### [REQUIREMENT]
Output everything in the listing exactly, with no line missing.

————————

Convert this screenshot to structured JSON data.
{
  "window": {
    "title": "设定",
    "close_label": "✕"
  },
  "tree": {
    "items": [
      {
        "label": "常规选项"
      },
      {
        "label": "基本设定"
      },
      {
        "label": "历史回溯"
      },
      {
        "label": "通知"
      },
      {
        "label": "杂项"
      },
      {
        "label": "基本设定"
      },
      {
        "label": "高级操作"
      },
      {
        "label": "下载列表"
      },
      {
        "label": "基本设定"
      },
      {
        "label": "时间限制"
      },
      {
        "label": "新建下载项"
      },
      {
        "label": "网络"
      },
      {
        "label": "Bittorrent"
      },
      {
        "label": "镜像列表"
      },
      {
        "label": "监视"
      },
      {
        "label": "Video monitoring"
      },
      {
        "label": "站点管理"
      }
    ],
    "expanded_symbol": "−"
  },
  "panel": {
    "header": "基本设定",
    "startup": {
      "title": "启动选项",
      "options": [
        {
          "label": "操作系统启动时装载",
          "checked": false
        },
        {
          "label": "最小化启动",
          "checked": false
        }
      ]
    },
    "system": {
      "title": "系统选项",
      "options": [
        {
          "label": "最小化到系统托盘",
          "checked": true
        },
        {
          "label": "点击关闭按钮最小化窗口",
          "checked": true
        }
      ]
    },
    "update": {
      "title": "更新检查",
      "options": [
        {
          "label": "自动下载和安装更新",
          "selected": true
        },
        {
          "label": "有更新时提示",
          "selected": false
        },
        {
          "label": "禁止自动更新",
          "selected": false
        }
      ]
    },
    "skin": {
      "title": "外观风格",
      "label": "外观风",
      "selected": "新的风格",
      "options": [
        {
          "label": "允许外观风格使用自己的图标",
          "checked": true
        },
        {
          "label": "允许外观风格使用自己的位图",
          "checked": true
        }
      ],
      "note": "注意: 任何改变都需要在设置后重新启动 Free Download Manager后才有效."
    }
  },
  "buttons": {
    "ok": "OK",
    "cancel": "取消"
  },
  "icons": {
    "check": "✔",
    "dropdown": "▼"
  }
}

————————

### [ANSWER TO THIS TASK]
Convert this screenshot to structured JSON data.
{
  "window": {
    "title": "设定",
    "close_label": "✕"
  },
  "tree": {
    "items": [
      {
        "label": "常规选项"
      },
      {
        "label": "基本设定"
      },
      {
        "label": "历史回溯"
      },
      {
        "label": "通知"
      },
      {
        "label": "杂项"
      },
      {
        "label": "基本设定"
      },
      {
        "label": "高级操作"
      },
      {
        "label": "下载列表"
      },
      {
        "label": "基本设定"
      },
      {
        "label": "时间限制"
      },
      {
        "label": "新建下载项"
      },
      {
        "label": "网络"
      },
      {
        "label": "Bittorrent"
      },
      {
        "label": "镜像列表"
      },
      {
        "label": "监视"
      },
      {
        "label": "Video monitoring"
      },
      {
        "label": "站点管理"
      }
    ],
    "expanded_symbol": "−"
  },
  "panel": {
    "header": "基本设定",
    "startup": {
      "title": "启动选项",
      "options": [
        {
          "label": "操作系统启动时装载",
          "checked": false
        },
        {
          "label": "最小化启动",
          "checked": false
        }
      ]
    },
    "system": {
      "title": "系统选项",
      "options": [
        {
          "label": "最小化到系统托盘",
          "checked": true
        },
        {
          "label": "点击关闭按钮最小化窗口",
          "checked": true
        }
      ]
    },
    "update": {
      "title": "更新检查",
      "options": [
        {
          "label": "自动下载和安装更新",
          "selected": true
        },
        {
          "label": "有更新时提示",
          "selected": false
        },
        {
          "label": "禁止自动更新",
          "selected": false
        }
      ]
    },
    "skin": {
      "title": "外观风格",
      "label": "外观风",
      "selected": "新的风格",
      "options": [
        {
          "label": "允许外观风格使用自己的图标",
          "checked": true
        },
        {
          "label": "允许外观风格使用自己的位图",
          "checked": true
        }
      ],
      "note": "注意: 任何改变都需要在设置后重新启动 Free Download Manager后才有效."
    }
  },
  "buttons": {
    "ok": "OK",
    "cancel": "取消"
  },
  "icons": {
    "check": "✔",
    "dropdown": "▼"
  }
}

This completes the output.